- **PROMPT**
Your answer must consist of every line from the data below that includes the word "Layouts".

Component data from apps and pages
= = = =

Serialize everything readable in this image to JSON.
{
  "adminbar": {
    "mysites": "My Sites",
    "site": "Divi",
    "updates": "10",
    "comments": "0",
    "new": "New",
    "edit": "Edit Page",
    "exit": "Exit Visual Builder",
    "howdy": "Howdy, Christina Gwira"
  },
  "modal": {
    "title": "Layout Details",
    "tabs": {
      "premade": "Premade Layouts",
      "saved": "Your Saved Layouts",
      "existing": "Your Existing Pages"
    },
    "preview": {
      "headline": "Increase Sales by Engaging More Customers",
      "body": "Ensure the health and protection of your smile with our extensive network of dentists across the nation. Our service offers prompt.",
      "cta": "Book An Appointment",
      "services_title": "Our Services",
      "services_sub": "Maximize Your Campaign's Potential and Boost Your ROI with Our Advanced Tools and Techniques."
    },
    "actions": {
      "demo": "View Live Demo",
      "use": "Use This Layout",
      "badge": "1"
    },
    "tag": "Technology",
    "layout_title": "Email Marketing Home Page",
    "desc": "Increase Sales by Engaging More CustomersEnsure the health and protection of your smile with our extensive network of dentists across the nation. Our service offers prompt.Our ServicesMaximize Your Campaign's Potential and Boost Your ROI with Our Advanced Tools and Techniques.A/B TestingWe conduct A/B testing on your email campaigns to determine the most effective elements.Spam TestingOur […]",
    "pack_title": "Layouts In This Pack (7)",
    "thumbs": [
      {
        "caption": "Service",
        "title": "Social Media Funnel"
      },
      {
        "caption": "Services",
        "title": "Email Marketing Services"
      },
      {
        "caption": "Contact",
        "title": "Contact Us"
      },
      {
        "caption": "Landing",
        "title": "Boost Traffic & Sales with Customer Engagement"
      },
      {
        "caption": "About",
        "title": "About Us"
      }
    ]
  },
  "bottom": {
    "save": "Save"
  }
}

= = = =

- **ANSWER AREA**
      "premade": "Premade Layouts",
      "saved": "Your Saved Layouts",
    "pack_title": "Layouts In This Pack (7)",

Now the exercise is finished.